Thief targets antique tomes

May 28, 1999

Hundreds of antique books, including early editions of works by Isaac Newton and Robert Boyle, have been stolen from Cambridge University and the London Library.

Peter Fox, librarian at Cambridge, said the theft at his library was first discovered in 1993. "A good deal of works by Newton, Kepler and Galileo were taken. In all about 100 antique books were stolen," he said.

London and Cambridge police teams have been able to locate and return some of the books to the two libraries.

Sergeant George Barr of Cambridgeshire constabulary said: "The investigation is continuing and a person is assisting with inquiries. In addition to books that have been recovered so far and identified as having been stolen from Cambridge University and London Library, there are a number of others whose ownership has not yet been established."

Mr Fox said the books stolen from Cambridge would have been difficult to sell. "The library community and the book trade work very closely together, and such works coming on the market would be noticed and talked about," he said.

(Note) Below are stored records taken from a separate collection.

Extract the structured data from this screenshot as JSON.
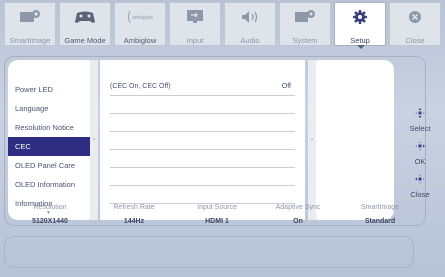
{
  "tabs": [
    {
      "label": "SmartImage",
      "icon": "smartimage-icon",
      "selected": false
    },
    {
      "label": "Game Mode",
      "icon": "gamepad-icon",
      "selected": false
    },
    {
      "label": "Ambiglow",
      "icon": "ambiglow-icon",
      "icon_text": "ambiglow",
      "selected": false
    },
    {
      "label": "Input",
      "icon": "input-icon",
      "selected": false
    },
    {
      "label": "Audio",
      "icon": "speaker-icon",
      "selected": false
    },
    {
      "label": "System",
      "icon": "system-icon",
      "selected": false
    },
    {
      "label": "Setup",
      "icon": "gear-icon",
      "selected": true
    },
    {
      "label": "Close",
      "icon": "close-icon",
      "selected": false
    }
  ],
  "menu": {
    "items": [
      "Power LED",
      "Language",
      "Resolution Notice",
      "CEC",
      "OLED Panel Care",
      "OLED Information",
      "Information"
    ],
    "active_index": 3
  },
  "options": {
    "description": "(CEC On, CEC Off)",
    "value": "Off"
  },
  "controls": {
    "select": "Select",
    "ok": "OK",
    "close": "Close"
  },
  "status": [
    {
      "key": "Resolution",
      "value": "5120X1440"
    },
    {
      "key": "Refresh Rate",
      "value": "144Hz"
    },
    {
      "key": "Input Source",
      "value": "HDMI 1"
    },
    {
      "key": "Adaptive Sync",
      "value": "On"
    },
    {
      "key": "SmartImage",
      "value": "Standard"
    }
  ],
  "colors": {
    "accent": "#2f2d82",
    "background": "#c3cddd"
  }
}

Mr Fox said security at the university's library had been considered good at the time of the theft, but had since been considerably increased. "We obviously cannot say it will never happen, but we have taken all the precautions we can within reason. University librarians store and maintain books not for their value but for their use. It is very important that they are not made inaccessible to students and staff wanting to do serious work on them."

From the London Library, an independent, charitable institution established in 1841, the thief made off with works dealing mainly with 19th-century economic and social history. A large collection of 16th-century German reformation pamphlets was also stolen.

London Library librarian Alan Bell said: "Some of the German reformation pamphlets have been located in Germany, and police are working with auction houses where they were sold in good faith. Items are being returned by police, but we cannot say whether we will eventually recover all the works stolen."

Please login or register to read this article

Register to continue

Get a month's unlimited access to THE content online. Just register and complete your career summary.

Registration is free and only takes a moment. Once registered you can read a total of 3 articles each month, plus:

  • Sign up for the editor's highlights
  • Receive World University Rankings news first
  • Get job alerts, shortlist jobs and save job searches
  • Participate in reader discussions and post comments

Have your say

Log in or register to post comments